_Problem requirements_
When the word "http" appears in a line of the data below, list that line.
Records for this exercise Block Start
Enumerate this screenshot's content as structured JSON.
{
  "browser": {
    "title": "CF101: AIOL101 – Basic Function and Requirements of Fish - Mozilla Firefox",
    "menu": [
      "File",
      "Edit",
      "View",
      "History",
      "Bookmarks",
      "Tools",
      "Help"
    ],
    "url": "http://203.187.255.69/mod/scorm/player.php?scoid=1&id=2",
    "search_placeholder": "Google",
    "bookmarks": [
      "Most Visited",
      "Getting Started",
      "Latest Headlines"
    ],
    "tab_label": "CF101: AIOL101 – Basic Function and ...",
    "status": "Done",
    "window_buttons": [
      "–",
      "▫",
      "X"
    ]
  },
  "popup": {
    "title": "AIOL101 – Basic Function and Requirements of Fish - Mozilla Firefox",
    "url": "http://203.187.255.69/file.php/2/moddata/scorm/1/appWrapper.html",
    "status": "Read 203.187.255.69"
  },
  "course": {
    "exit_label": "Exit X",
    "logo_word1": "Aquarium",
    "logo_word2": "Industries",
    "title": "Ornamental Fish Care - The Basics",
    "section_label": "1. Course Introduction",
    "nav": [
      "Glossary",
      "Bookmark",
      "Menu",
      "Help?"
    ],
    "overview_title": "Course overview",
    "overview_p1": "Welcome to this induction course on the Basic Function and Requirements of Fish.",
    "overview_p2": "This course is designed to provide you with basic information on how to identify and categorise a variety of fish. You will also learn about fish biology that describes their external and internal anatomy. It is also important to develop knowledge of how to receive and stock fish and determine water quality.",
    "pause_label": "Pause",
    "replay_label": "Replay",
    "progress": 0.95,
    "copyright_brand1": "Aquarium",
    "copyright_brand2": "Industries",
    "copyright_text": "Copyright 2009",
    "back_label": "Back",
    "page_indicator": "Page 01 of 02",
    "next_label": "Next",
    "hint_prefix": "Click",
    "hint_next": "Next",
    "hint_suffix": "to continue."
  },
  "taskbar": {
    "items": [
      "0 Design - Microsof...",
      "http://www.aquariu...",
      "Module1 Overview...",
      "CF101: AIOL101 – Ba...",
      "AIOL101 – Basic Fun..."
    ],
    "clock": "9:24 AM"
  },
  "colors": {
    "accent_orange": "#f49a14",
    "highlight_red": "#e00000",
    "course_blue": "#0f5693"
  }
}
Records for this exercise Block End
_Response for this exercise_
    "url": "http://203.187.255.69/mod/scorm/player.php?scoid=1&id=2",
    "url": "http://203.187.255.69/file.php/2/moddata/scorm/1/appWrapper.html",
      "http://www.aquariu...",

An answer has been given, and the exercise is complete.